Unaired footage from Megyn Kelly's recent interview with Russian President Vladimir Putin shows the NBC News host asking if Putin's 17-year run as the head of the Kremlin had taken a "personal toll."
In the clip, which was initially obtained by the Huffington Post, Putin responds to Kelly's question by saying, "I hope not. I hope not," before reciting a litany of claims about the positive impact his tenure has had on the Russian people, as well as his "live, direct connection to this land."
"Our population's real time wages have grown manifold, pensions have grown several times over," Putin said as Kelly watched on. "The economy has almost doubled in size ... Our armed forces are completely different today from what they were, say, 15 years ago.
"All of this, including our great history, great culture, all of this; not just what we see today, is what makes the vast majority of Russia’s citizens feel proud of their country."
The footage was published as Kelly and NBC faced a backlash over her interview this Sunday with radio host Alex Jones, a conspiracy theorist who claimed the Sandy Hook massacre that killed 26 people in 2012 was a hoax.
The episode featuring Putin drew six million viewers, but was critically panned, with one reviewer predicting that the show "is never going to be seen again once NFL football takes over Sunday nights on the peacock network."
Another critic was film director Oliver Stone, who said Friday that the Kelly interview showed that Putin "knew his stuff and she didn't."
"I think she was attractive and she asked hardball questions, but she wasn't in position to debate or counter him, because she didn't know a lot of things," said Stone, who himself interviewed Putin more than a dozen times for a program broadcast on premium cable channel Showtime.
Stone drew an angry response from NBC News President Noah Oppenheim, who told the Associated Press that "no one here is interested in Oliver Stone's unsolicited thoughts on Megyn Kelly's appearance or his ill-informed opinion of her journalism."

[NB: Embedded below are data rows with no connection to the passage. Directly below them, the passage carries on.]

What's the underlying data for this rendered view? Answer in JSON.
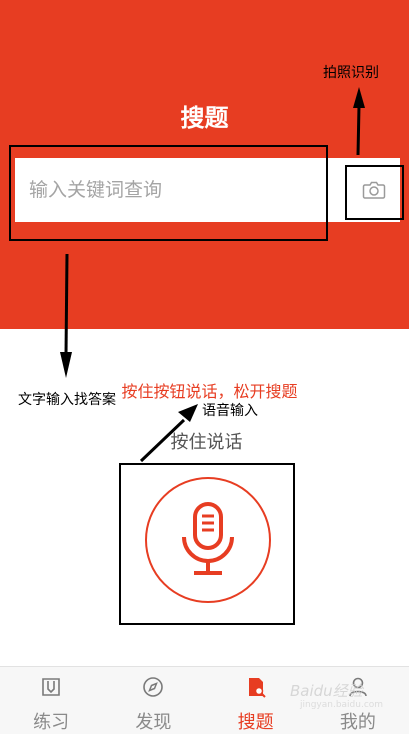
{
  "header": {
    "title": "搜题"
  },
  "search": {
    "placeholder": "输入关键词查询"
  },
  "annotations": {
    "photo": "拍照识别",
    "text_input": "文字输入找答案",
    "voice": "语音输入"
  },
  "voice": {
    "hint": "按住按钮说话，松开搜题",
    "press_label": "按住说话"
  },
  "tabs": [
    {
      "label": "练习",
      "icon": "pencil-book-icon"
    },
    {
      "label": "发现",
      "icon": "compass-icon"
    },
    {
      "label": "搜题",
      "icon": "search-doc-icon",
      "active": true
    },
    {
      "label": "我的",
      "icon": "user-icon"
    }
  ],
  "watermark": {
    "text": "Baidu经验",
    "sub": "jingyan.baidu.com"
  },
  "colors": {
    "accent": "#e73d22",
    "inactive": "#8a8a8a",
    "tabbar": "#f7f7f7"
  }
}
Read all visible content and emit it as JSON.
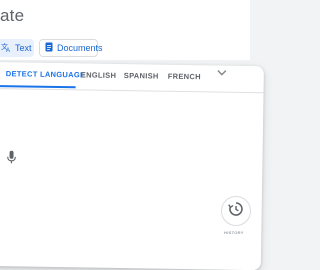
{
  "header": {
    "title_fragment": "ate"
  },
  "modes": {
    "text_label": "Text",
    "documents_label": "Documents",
    "text_icon": "translate-icon",
    "documents_icon": "document-icon"
  },
  "languages": {
    "detect": "DETECT LANGUAGE",
    "english": "ENGLISH",
    "spanish": "SPANISH",
    "french": "FRENCH",
    "more_icon": "chevron-down-icon"
  },
  "input": {
    "mic_icon": "microphone-icon"
  },
  "history": {
    "icon": "history-icon",
    "label": "HISTORY"
  },
  "colors": {
    "accent": "#1a73e8",
    "selected_bg": "#e8f0fe",
    "muted_text": "#5f6368"
  }
}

"But so long as we're offering each other professional feedback, please let him know I don't think he's made a decent movie since the early '90s," Oppenheim added.